-------- The data --------

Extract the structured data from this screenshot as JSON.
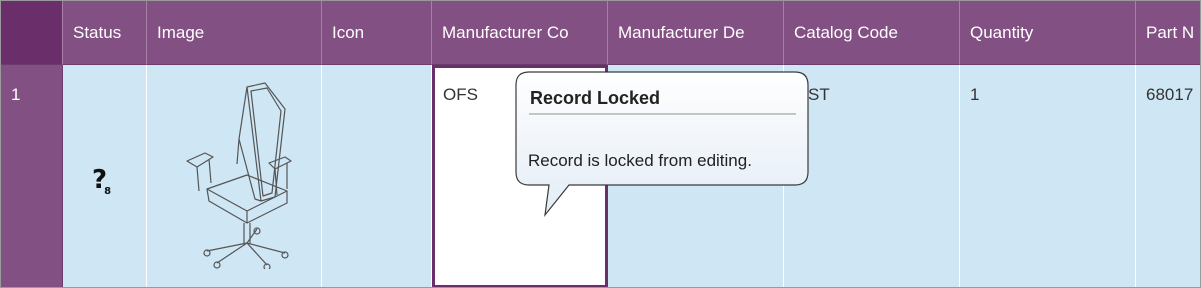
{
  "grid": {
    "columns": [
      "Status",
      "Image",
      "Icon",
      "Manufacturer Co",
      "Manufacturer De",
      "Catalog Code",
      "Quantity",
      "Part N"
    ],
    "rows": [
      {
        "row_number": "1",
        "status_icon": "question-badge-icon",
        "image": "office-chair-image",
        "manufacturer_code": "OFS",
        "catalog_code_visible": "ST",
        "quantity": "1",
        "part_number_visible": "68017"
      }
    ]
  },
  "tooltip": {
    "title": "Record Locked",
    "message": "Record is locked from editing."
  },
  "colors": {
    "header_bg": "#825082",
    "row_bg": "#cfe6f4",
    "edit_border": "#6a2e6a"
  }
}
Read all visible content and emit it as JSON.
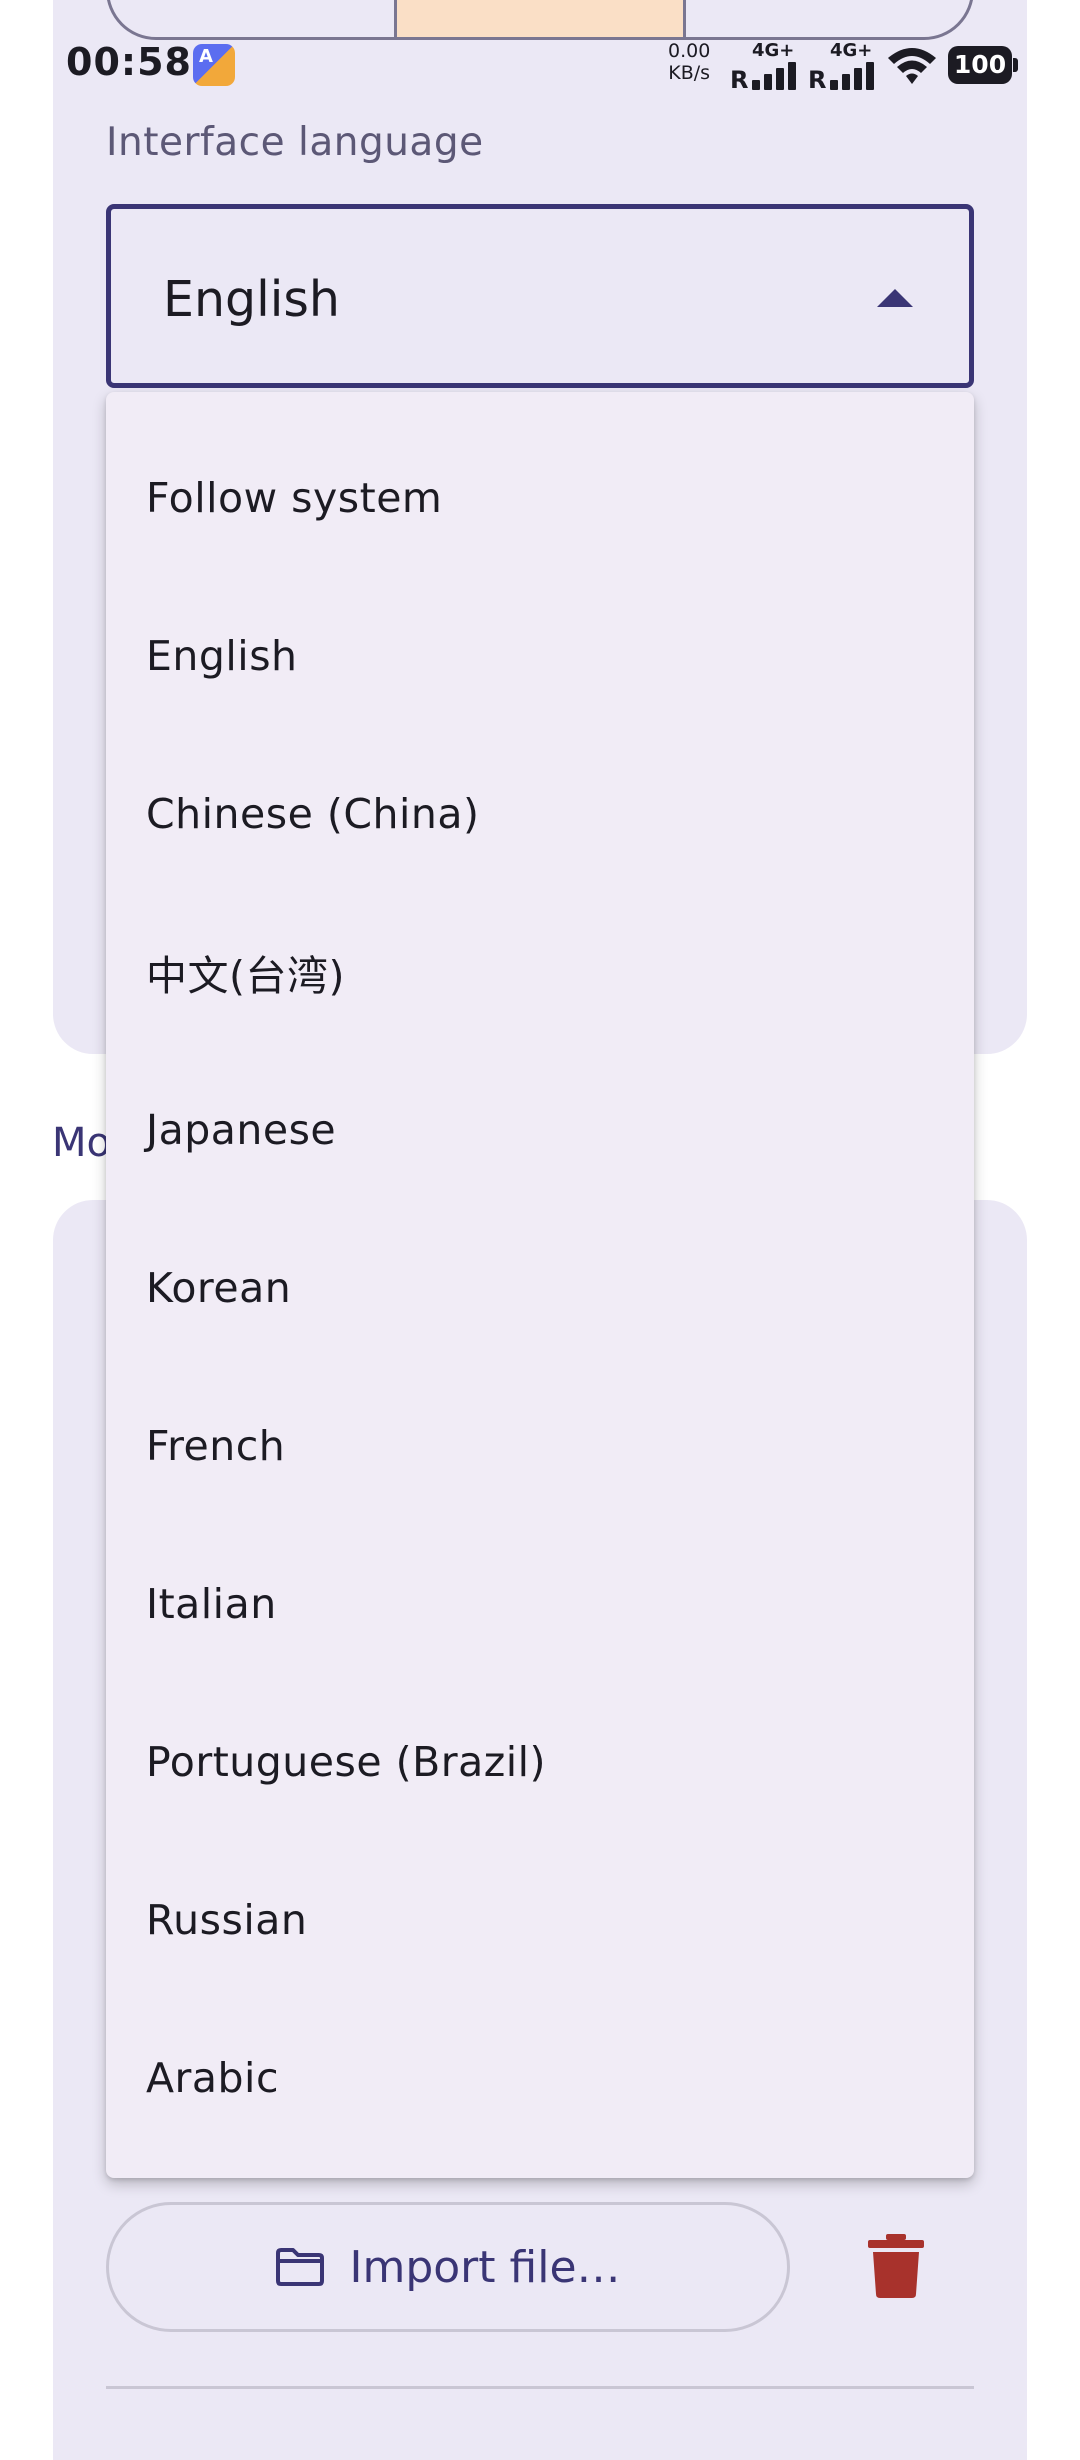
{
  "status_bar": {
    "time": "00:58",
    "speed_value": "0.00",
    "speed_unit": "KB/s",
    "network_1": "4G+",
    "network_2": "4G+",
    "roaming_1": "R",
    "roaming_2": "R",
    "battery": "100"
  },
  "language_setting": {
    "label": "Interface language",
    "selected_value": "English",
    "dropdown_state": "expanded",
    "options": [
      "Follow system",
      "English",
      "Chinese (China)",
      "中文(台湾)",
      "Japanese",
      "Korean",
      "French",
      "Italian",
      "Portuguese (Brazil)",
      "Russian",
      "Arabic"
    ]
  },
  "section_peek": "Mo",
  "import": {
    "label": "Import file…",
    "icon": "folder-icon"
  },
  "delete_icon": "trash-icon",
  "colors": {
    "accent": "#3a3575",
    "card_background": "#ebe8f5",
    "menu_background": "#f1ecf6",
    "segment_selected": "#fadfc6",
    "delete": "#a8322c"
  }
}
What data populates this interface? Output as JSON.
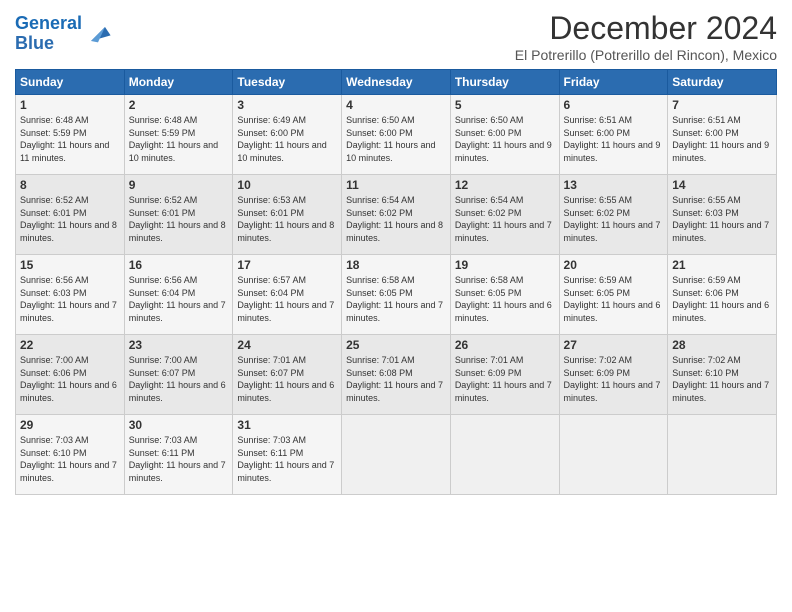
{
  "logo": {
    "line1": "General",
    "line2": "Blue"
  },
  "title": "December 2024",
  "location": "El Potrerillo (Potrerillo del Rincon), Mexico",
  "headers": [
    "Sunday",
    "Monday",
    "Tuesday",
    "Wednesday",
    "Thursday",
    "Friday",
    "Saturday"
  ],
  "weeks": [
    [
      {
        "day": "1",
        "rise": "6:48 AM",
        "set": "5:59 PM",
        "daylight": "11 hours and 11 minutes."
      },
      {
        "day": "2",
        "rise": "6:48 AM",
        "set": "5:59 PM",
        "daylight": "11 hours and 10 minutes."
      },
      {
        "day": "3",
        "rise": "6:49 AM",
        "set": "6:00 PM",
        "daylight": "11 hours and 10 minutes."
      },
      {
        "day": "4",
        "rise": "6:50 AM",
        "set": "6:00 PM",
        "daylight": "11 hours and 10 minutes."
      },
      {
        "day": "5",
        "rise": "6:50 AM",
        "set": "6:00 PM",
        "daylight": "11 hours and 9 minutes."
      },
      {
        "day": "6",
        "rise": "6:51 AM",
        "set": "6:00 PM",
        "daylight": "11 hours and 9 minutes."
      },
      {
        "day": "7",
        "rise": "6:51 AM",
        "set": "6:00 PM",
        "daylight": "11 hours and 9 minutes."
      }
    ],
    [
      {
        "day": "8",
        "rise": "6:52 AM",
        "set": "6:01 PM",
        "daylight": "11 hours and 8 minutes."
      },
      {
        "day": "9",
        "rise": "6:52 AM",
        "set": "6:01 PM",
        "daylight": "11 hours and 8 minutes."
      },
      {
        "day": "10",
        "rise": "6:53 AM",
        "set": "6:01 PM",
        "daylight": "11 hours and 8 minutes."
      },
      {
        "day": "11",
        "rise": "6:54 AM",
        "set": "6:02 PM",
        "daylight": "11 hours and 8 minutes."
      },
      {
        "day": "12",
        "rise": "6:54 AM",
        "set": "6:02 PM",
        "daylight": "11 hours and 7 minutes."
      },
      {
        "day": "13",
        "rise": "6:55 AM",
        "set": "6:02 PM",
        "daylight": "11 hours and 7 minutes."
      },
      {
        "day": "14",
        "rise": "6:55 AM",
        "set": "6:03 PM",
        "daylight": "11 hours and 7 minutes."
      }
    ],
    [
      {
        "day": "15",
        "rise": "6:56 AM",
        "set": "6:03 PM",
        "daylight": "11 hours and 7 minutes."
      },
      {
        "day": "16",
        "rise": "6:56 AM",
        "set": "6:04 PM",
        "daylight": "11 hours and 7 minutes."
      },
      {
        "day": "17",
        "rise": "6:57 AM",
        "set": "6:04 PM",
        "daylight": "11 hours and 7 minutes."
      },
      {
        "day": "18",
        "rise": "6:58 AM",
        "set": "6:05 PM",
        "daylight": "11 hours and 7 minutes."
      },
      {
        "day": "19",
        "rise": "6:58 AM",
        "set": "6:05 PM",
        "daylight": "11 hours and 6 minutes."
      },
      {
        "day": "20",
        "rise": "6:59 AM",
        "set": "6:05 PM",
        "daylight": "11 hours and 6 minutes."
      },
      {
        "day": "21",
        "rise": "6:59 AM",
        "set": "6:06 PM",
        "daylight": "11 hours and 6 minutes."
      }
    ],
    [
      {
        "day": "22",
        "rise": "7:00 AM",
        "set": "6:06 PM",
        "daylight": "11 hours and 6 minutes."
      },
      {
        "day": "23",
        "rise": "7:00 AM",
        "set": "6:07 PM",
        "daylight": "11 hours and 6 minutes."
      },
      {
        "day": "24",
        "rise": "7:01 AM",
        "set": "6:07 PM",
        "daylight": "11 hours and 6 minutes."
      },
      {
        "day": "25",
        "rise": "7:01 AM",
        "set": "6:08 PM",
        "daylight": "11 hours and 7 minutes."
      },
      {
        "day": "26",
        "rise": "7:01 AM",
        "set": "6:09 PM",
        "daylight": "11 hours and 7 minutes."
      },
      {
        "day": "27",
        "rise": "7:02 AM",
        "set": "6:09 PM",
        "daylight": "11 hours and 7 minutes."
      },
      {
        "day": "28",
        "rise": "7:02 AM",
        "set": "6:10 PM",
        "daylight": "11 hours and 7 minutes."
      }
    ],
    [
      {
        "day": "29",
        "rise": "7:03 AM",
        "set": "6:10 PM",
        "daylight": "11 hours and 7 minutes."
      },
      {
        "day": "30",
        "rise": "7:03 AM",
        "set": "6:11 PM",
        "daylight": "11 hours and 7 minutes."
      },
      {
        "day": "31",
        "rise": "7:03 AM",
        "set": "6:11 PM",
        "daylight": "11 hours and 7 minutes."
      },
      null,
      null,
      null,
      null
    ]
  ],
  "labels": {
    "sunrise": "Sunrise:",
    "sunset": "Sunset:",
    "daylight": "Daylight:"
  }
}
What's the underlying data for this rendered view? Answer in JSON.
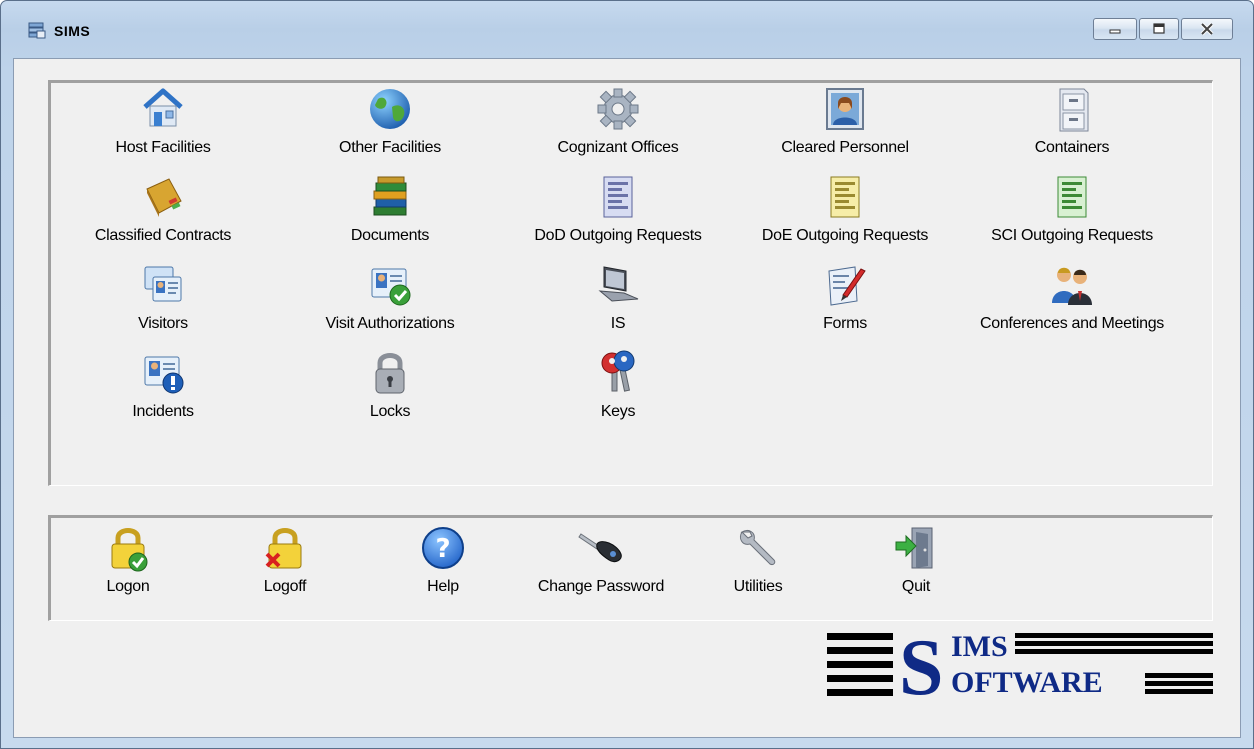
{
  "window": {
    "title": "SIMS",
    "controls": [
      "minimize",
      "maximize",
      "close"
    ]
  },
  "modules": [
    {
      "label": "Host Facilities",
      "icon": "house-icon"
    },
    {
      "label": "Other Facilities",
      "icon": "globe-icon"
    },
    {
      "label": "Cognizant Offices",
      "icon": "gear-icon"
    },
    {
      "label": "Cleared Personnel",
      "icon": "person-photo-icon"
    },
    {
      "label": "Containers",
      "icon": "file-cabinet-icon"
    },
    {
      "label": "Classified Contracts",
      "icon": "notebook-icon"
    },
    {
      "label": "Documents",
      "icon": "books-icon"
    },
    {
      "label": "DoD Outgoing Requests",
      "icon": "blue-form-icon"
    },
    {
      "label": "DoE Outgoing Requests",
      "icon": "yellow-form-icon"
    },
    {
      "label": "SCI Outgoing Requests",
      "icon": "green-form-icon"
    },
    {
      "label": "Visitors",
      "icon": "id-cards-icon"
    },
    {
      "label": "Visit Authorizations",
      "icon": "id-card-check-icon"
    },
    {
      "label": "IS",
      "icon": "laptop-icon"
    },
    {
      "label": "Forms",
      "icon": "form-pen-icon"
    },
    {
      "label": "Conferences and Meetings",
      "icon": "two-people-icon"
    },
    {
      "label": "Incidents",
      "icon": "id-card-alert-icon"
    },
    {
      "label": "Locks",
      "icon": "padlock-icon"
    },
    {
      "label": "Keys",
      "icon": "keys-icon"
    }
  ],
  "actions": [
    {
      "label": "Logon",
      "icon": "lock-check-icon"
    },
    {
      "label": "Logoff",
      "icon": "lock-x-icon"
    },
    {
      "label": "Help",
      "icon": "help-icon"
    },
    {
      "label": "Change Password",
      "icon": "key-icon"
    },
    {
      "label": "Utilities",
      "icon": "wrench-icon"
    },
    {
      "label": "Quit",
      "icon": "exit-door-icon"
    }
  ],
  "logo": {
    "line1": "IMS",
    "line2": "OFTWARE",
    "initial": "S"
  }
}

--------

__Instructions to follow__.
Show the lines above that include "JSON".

__Solution to this problem__.
Extract the structured data from this screenshot as JSON.
Read all visible content and emit it as JSON.
What data populates this interface? Output as JSON.
What's the underlying data for this rendered view? Answer in JSON.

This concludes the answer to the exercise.